◆ **WHAT YOU SHOULD DO**:
Whatever the lines below say, output them exactly.

◆ **ENTRIES SUPPLIED**:

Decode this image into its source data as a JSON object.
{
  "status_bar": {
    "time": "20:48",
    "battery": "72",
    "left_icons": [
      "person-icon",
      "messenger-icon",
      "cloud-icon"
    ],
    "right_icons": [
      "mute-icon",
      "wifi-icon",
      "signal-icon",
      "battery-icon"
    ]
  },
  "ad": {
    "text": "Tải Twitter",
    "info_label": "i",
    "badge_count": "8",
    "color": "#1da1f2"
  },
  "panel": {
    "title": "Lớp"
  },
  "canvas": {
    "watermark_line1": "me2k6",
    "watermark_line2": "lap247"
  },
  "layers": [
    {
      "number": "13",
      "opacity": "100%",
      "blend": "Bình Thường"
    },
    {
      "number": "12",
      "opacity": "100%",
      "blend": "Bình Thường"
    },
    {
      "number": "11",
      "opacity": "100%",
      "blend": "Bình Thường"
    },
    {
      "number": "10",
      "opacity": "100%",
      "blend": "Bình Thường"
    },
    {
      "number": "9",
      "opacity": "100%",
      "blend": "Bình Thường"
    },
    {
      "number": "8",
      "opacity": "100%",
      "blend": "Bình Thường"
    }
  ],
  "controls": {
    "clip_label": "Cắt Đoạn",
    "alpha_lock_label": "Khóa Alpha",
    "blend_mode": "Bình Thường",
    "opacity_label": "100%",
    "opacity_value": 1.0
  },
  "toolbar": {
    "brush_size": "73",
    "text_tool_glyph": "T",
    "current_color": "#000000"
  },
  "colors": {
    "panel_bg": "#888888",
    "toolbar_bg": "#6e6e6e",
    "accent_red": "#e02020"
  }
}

◆ **EXERCISE OUTPUT**:
Decode this image into its source data as a JSON object.
{
  "status_bar": {
    "time": "20:48",
    "battery": "72",
    "left_icons": [
      "person-icon",
      "messenger-icon",
      "cloud-icon"
    ],
    "right_icons": [
      "mute-icon",
      "wifi-icon",
      "signal-icon",
      "battery-icon"
    ]
  },
  "ad": {
    "text": "Tải Twitter",
    "info_label": "i",
    "badge_count": "8",
    "color": "#1da1f2"
  },
  "panel": {
    "title": "Lớp"
  },
  "canvas": {
    "watermark_line1": "me2k6",
    "watermark_line2": "lap247"
  },
  "layers": [
    {
      "number": "13",
      "opacity": "100%",
      "blend": "Bình Thường"
    },
    {
      "number": "12",
      "opacity": "100%",
      "blend": "Bình Thường"
    },
    {
      "number": "11",
      "opacity": "100%",
      "blend": "Bình Thường"
    },
    {
      "number": "10",
      "opacity": "100%",
      "blend": "Bình Thường"
    },
    {
      "number": "9",
      "opacity": "100%",
      "blend": "Bình Thường"
    },
    {
      "number": "8",
      "opacity": "100%",
      "blend": "Bình Thường"
    }
  ],
  "controls": {
    "clip_label": "Cắt Đoạn",
    "alpha_lock_label": "Khóa Alpha",
    "blend_mode": "Bình Thường",
    "opacity_label": "100%",
    "opacity_value": 1.0
  },
  "toolbar": {
    "brush_size": "73",
    "text_tool_glyph": "T",
    "current_color": "#000000"
  },
  "colors": {
    "panel_bg": "#888888",
    "toolbar_bg": "#6e6e6e",
    "accent_red": "#e02020"
  }
}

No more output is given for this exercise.